• _Task instructions_:
Report how many lines of the records below include the word "Glenium". Give nothing but the number.

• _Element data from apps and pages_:
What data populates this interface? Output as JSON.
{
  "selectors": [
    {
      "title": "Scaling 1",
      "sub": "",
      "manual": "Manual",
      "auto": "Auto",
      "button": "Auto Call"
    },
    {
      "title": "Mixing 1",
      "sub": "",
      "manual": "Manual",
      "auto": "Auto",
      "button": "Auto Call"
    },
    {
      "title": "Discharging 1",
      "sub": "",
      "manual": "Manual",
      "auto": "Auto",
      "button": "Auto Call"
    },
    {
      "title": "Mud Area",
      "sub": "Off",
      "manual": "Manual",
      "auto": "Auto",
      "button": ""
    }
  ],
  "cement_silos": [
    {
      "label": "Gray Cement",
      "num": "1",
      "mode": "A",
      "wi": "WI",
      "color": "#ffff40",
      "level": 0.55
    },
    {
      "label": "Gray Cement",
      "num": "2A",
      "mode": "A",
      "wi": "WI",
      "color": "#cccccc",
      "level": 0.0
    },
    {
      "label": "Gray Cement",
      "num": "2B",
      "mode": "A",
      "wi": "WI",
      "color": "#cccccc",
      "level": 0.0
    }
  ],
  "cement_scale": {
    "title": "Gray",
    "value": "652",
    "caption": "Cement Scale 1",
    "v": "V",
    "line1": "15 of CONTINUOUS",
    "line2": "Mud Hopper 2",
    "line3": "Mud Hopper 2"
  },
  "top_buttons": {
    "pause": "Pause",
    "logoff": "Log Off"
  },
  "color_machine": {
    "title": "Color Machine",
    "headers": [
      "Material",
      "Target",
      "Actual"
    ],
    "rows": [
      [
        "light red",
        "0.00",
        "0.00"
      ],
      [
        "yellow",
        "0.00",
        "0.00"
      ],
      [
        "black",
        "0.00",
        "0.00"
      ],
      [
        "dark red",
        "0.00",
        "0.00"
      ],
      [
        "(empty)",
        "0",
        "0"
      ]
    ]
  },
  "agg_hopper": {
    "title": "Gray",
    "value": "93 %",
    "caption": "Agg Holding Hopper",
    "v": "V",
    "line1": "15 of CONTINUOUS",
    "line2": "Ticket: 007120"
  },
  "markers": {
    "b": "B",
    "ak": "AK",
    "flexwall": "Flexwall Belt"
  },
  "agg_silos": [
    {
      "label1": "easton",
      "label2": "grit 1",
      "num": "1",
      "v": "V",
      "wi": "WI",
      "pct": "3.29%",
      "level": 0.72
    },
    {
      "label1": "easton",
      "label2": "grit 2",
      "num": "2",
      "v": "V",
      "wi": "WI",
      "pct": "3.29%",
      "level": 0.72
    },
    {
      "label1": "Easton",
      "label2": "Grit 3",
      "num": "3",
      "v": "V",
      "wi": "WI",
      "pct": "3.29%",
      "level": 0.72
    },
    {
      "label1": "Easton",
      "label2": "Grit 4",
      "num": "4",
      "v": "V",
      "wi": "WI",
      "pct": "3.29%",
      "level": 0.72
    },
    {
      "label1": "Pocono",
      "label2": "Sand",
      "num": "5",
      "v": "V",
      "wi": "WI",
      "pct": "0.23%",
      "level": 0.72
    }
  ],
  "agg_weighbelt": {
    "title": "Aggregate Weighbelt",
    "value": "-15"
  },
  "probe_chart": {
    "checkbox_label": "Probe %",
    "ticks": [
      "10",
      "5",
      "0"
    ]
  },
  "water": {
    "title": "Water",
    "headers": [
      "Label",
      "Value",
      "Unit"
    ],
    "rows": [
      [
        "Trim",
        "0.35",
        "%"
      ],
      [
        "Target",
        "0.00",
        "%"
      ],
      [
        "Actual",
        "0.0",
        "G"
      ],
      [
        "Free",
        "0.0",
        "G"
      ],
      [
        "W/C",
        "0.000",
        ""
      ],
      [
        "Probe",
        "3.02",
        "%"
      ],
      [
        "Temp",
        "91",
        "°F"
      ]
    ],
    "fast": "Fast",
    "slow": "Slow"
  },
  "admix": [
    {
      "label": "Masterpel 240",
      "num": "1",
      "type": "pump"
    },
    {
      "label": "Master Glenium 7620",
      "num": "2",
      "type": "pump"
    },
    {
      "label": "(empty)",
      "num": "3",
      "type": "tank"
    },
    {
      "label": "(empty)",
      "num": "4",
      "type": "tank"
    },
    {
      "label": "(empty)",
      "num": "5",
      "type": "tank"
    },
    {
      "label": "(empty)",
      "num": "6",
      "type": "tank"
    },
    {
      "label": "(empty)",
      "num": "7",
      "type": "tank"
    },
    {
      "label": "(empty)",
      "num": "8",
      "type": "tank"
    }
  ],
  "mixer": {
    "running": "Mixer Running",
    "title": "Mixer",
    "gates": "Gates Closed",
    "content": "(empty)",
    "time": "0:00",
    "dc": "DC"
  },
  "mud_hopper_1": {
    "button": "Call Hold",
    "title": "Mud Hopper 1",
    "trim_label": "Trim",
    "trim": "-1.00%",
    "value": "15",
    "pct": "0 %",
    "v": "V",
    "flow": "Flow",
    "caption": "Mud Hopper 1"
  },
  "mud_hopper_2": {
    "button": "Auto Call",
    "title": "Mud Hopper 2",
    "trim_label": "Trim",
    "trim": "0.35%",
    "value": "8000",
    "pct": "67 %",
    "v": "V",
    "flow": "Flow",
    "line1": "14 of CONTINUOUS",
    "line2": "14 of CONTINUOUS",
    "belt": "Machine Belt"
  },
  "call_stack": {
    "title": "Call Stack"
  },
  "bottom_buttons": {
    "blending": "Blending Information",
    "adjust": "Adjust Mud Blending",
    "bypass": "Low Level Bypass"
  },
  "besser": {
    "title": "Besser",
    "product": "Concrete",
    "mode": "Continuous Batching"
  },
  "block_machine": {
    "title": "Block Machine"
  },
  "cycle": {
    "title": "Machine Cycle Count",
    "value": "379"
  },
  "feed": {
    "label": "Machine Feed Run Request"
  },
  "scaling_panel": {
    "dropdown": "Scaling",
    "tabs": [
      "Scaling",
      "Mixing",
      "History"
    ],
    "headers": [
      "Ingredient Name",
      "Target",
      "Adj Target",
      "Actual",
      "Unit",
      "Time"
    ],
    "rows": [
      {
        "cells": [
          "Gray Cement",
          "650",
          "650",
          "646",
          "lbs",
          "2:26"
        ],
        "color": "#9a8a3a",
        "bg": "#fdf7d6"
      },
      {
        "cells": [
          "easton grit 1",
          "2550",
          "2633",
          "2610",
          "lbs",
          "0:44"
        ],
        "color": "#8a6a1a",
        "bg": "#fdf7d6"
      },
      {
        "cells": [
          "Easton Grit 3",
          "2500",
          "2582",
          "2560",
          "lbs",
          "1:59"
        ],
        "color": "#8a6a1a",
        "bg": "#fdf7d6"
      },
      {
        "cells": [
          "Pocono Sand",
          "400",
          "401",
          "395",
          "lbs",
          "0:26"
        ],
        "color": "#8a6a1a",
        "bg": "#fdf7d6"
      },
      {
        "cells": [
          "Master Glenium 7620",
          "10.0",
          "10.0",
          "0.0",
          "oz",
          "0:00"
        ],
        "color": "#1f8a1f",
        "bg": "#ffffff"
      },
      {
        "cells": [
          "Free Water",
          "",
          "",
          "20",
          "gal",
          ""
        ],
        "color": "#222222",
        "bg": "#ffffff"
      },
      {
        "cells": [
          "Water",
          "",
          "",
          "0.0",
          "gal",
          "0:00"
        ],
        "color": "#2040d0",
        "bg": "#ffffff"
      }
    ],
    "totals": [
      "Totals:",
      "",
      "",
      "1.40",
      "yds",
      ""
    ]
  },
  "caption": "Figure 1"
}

• _Your solution_:
2